#### WHAT IS NEEDED:
Verbatim copy without pictures. Please print every entry as it stands.

#### SUPPLIED RECORDS:
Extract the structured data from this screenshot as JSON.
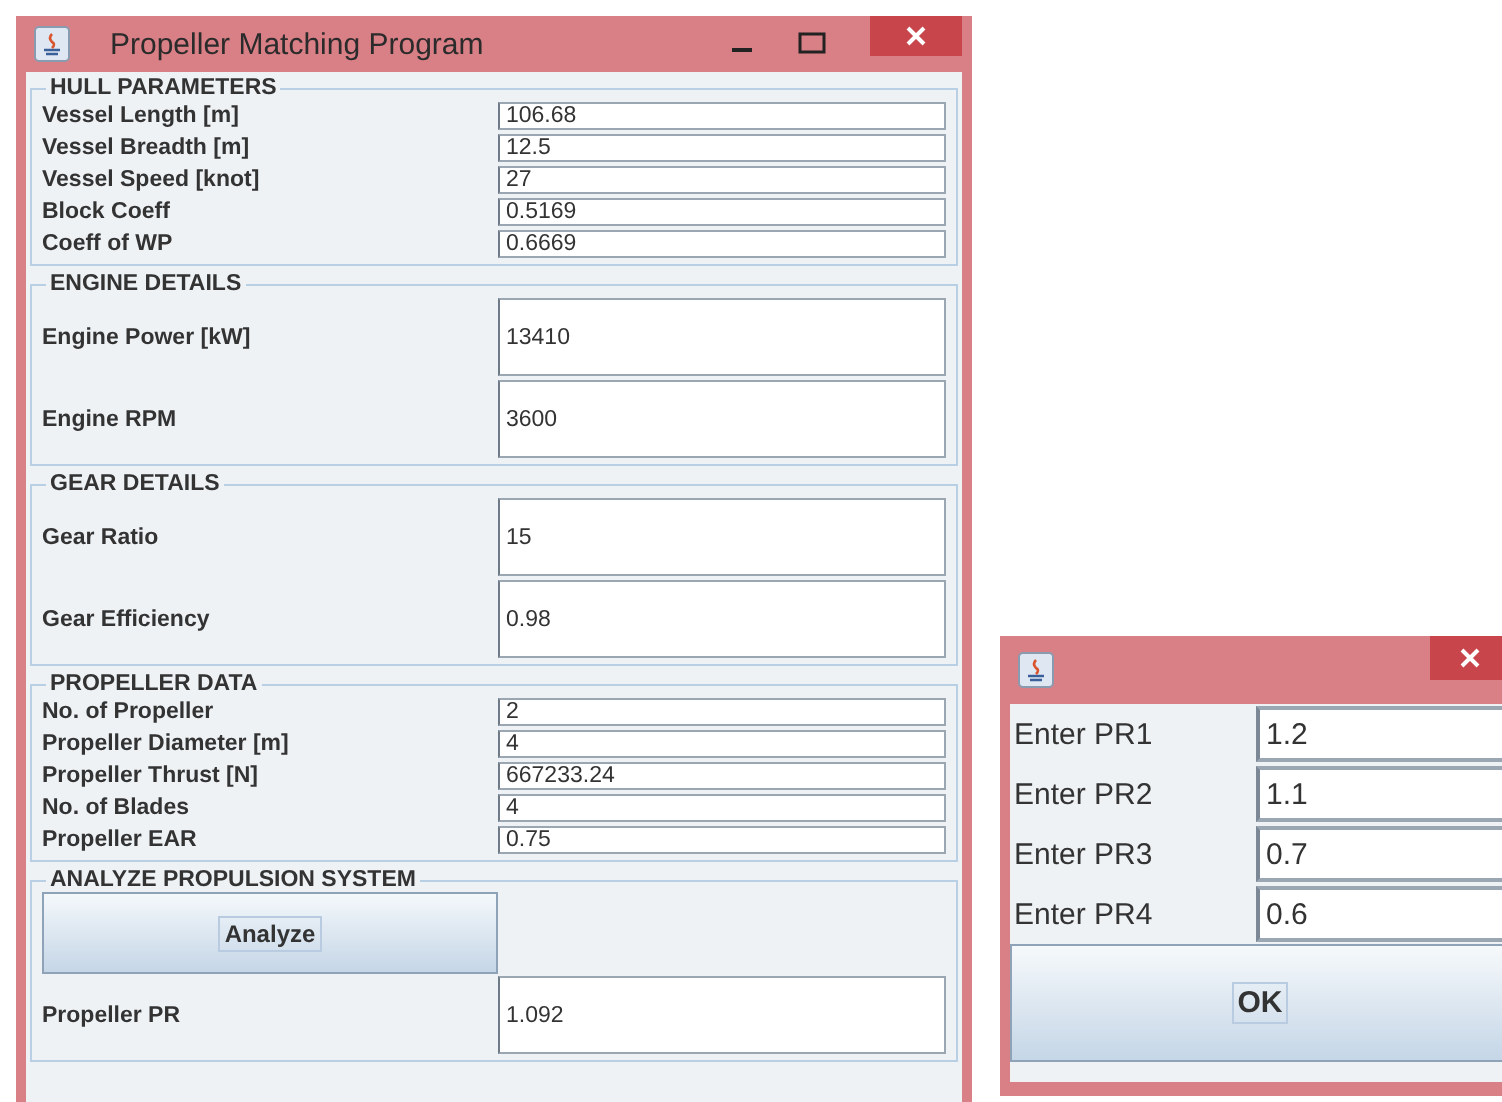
{
  "main_window": {
    "title": "Propeller Matching Program",
    "sections": [
      {
        "title": "HULL PARAMETERS",
        "kind": "compact",
        "fields": [
          {
            "label": "Vessel Length [m]",
            "value": "106.68"
          },
          {
            "label": "Vessel Breadth [m]",
            "value": "12.5"
          },
          {
            "label": "Vessel Speed [knot]",
            "value": "27"
          },
          {
            "label": "Block Coeff",
            "value": "0.5169"
          },
          {
            "label": "Coeff of WP",
            "value": "0.6669"
          }
        ]
      },
      {
        "title": "ENGINE DETAILS",
        "kind": "tall",
        "fields": [
          {
            "label": "Engine Power [kW]",
            "value": "13410"
          },
          {
            "label": "Engine RPM",
            "value": "3600"
          }
        ]
      },
      {
        "title": "GEAR DETAILS",
        "kind": "tall",
        "fields": [
          {
            "label": "Gear Ratio",
            "value": "15"
          },
          {
            "label": "Gear Efficiency",
            "value": "0.98"
          }
        ]
      },
      {
        "title": "PROPELLER DATA",
        "kind": "compact",
        "fields": [
          {
            "label": "No. of Propeller",
            "value": "2"
          },
          {
            "label": "Propeller Diameter [m]",
            "value": "4"
          },
          {
            "label": "Propeller Thrust [N]",
            "value": "667233.24"
          },
          {
            "label": "No. of Blades",
            "value": "4"
          },
          {
            "label": "Propeller EAR",
            "value": "0.75"
          }
        ]
      },
      {
        "title": "ANALYZE PROPULSION SYSTEM",
        "kind": "action",
        "button": "Analyze",
        "fields": [
          {
            "label": "Propeller PR",
            "value": "1.092"
          }
        ]
      }
    ]
  },
  "dialog": {
    "fields": [
      {
        "label": "Enter PR1",
        "value": "1.2"
      },
      {
        "label": "Enter PR2",
        "value": "1.1"
      },
      {
        "label": "Enter PR3",
        "value": "0.7"
      },
      {
        "label": "Enter PR4",
        "value": "0.6"
      }
    ],
    "button": "OK"
  }
}
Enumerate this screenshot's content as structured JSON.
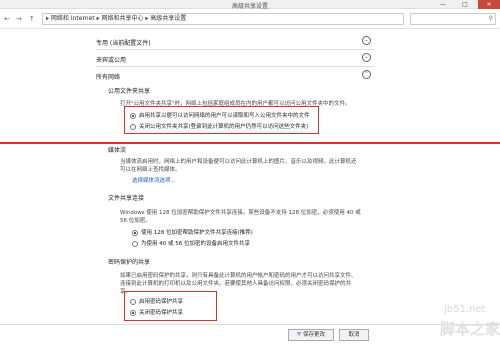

#### YOUR RESPONSE:
Extract the structured data from this screenshot as JSON.
{
  "main_window": {
    "title": "Propeller Matching Program",
    "sections": [
      {
        "title": "HULL PARAMETERS",
        "kind": "compact",
        "fields": [
          {
            "label": "Vessel Length [m]",
            "value": "106.68"
          },
          {
            "label": "Vessel Breadth [m]",
            "value": "12.5"
          },
          {
            "label": "Vessel Speed [knot]",
            "value": "27"
          },
          {
            "label": "Block Coeff",
            "value": "0.5169"
          },
          {
            "label": "Coeff of WP",
            "value": "0.6669"
          }
        ]
      },
      {
        "title": "ENGINE DETAILS",
        "kind": "tall",
        "fields": [
          {
            "label": "Engine Power [kW]",
            "value": "13410"
          },
          {
            "label": "Engine RPM",
            "value": "3600"
          }
        ]
      },
      {
        "title": "GEAR DETAILS",
        "kind": "tall",
        "fields": [
          {
            "label": "Gear Ratio",
            "value": "15"
          },
          {
            "label": "Gear Efficiency",
            "value": "0.98"
          }
        ]
      },
      {
        "title": "PROPELLER DATA",
        "kind": "compact",
        "fields": [
          {
            "label": "No. of Propeller",
            "value": "2"
          },
          {
            "label": "Propeller Diameter [m]",
            "value": "4"
          },
          {
            "label": "Propeller Thrust [N]",
            "value": "667233.24"
          },
          {
            "label": "No. of Blades",
            "value": "4"
          },
          {
            "label": "Propeller EAR",
            "value": "0.75"
          }
        ]
      },
      {
        "title": "ANALYZE PROPULSION SYSTEM",
        "kind": "action",
        "button": "Analyze",
        "fields": [
          {
            "label": "Propeller PR",
            "value": "1.092"
          }
        ]
      }
    ]
  },
  "dialog": {
    "fields": [
      {
        "label": "Enter PR1",
        "value": "1.2"
      },
      {
        "label": "Enter PR2",
        "value": "1.1"
      },
      {
        "label": "Enter PR3",
        "value": "0.7"
      },
      {
        "label": "Enter PR4",
        "value": "0.6"
      }
    ],
    "button": "OK"
  }
}
Enumerate this screenshot's content as structured JSON.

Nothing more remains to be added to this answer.